BOOK REVIEW: I Could Never Be So Lucky Again by Lieutenant General James H. “Jimmy” Doolittle, US Army Air Corps, (ret.)
I Could Never Be So Lucky Again is the autobiography of one of the United States’ great heroes: Lieutenant General James (Jimmy) H. Doolittle—aviation pioneer, and Doctor of Science in Aeronautical Engineering from the Massachusetts of Technology. After the First World War, he became one of America’s top racing aviators. He won the Schneider Marine Cup, 1925; Mackay Trophy, 1925; Bendix Trophy, 1931; Thompson Trophy, 1932; and many other aviation awards and honors. In 1932, he set the world’s speed record at 296 miles/hour.
Perhaps Lieutenant Colonel Doolittle is best know for his audacious scheme, precision planning, sterling leadership of the B25 aircraft squadron raid on the Japanese homeland during the grim, early months of World War II. He earned the Medal of Honor—America’s highest military award. President Franklin Roosevelt presented the medal to Doolittle. At end of the War, Lieutenant General Doolittle (a reserve officer) was the Commander of the Army Air Forces Eighth Air Force strategic bomber command—stationed in England. Following the conclusion of the War, he served on numerous Government and civilian aviation type committees and boards. In 1989, President George Herbert Walker Bush awarded Doolittle the Presidential Medal of Freedom. Ronald Reagan promoted Doolittle to a full four-star general. Jimmy Doolittle died on September 27, 1993, at age 96.
Should you have more interest in the famous and important Doolittle Raid on Japan, may I suggest that you read my blog comments posted on 18 April 2015—the 73rd anniversary of this daring and critically important event in World War II. The address is “email@example.com/”
I am much impressed with Doolittle’s autobiography—perhaps awed is the more accurate term of this great American aviator. I remember clearly, as a young nipper, the newspaper headlines, radio broadcast, and newsreels announcing the raid—a much needed boost to our flagging morale as the Japanese overran Southeast Asia including the Philippine Islands and threatened Australia.

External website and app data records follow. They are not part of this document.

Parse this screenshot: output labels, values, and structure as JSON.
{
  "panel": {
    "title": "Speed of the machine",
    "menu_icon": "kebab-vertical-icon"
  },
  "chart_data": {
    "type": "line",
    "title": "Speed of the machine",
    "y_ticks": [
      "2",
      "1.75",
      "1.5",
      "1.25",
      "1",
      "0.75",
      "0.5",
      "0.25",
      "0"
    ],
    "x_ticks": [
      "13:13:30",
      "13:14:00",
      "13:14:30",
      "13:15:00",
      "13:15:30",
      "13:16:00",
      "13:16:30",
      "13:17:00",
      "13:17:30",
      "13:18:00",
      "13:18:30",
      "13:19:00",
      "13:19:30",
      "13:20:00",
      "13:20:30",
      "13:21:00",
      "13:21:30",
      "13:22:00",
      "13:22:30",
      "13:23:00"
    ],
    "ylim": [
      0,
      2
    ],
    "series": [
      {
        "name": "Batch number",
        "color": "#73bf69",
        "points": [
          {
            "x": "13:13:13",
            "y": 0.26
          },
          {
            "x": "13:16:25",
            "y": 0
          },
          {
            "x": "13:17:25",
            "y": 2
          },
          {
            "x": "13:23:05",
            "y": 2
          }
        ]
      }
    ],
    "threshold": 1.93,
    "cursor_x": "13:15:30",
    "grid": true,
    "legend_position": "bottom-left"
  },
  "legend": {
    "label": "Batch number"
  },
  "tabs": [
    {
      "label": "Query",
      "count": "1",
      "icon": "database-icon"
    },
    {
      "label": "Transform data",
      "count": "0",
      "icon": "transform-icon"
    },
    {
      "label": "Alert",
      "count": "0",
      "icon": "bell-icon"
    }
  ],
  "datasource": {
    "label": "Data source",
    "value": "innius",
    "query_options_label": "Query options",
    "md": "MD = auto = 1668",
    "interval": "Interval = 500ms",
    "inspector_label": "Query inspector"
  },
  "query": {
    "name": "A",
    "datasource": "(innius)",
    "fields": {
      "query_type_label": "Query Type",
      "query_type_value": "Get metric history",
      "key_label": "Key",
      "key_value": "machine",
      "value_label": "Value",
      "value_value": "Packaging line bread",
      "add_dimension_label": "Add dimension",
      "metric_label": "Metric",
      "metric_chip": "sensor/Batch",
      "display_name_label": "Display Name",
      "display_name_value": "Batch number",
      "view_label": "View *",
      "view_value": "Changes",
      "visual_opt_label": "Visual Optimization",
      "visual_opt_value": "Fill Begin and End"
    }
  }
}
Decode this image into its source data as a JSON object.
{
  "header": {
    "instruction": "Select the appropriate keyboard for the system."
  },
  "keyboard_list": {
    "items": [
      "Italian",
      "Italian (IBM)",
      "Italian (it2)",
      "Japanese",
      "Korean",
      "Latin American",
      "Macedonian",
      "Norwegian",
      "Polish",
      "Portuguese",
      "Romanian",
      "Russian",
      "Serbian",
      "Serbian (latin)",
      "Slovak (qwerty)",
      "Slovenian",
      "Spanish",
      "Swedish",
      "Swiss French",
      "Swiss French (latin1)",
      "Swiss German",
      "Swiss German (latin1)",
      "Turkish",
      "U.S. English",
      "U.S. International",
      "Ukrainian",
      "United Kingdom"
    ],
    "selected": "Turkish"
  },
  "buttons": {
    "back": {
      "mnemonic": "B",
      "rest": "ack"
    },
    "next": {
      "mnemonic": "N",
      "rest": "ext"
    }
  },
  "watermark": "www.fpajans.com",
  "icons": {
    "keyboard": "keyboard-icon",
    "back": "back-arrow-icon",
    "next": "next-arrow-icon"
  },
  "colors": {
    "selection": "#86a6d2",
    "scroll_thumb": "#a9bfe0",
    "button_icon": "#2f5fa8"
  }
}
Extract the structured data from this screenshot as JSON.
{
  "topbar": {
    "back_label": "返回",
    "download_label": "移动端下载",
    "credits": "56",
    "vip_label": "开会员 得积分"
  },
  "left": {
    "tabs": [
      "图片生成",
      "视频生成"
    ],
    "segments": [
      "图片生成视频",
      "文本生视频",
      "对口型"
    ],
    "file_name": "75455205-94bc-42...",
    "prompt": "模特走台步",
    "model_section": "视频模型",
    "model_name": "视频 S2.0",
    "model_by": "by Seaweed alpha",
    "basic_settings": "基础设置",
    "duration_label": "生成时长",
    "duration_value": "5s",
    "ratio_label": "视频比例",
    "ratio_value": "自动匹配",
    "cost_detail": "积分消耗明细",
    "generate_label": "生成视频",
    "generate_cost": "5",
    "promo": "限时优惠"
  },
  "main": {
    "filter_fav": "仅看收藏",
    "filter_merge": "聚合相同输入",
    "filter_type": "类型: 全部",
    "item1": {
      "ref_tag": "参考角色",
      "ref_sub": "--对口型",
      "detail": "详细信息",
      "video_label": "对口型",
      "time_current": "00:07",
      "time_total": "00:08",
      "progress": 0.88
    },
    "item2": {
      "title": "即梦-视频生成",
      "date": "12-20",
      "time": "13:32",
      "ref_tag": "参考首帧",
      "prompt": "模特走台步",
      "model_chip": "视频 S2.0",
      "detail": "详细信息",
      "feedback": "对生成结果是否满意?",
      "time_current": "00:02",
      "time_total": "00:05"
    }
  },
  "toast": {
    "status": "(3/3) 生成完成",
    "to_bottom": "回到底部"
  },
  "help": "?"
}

No need to summarize the contents—read it. Suffice to note that the writing is empathetic as he leads us through the key elements of his life. We garner insight in the real man—a man of honor, daring, and patriotism. My negatives are:
- He (or the publisher) failed to post photographs of the cadre of aircraft he flew, important locations, and of many of the persons with which he interacted.
- There are no maps. Accordingly, it’s difficult to follow his adventures and we loose perspective. The surfeit of maps is a major failing in this otherwise superior tome.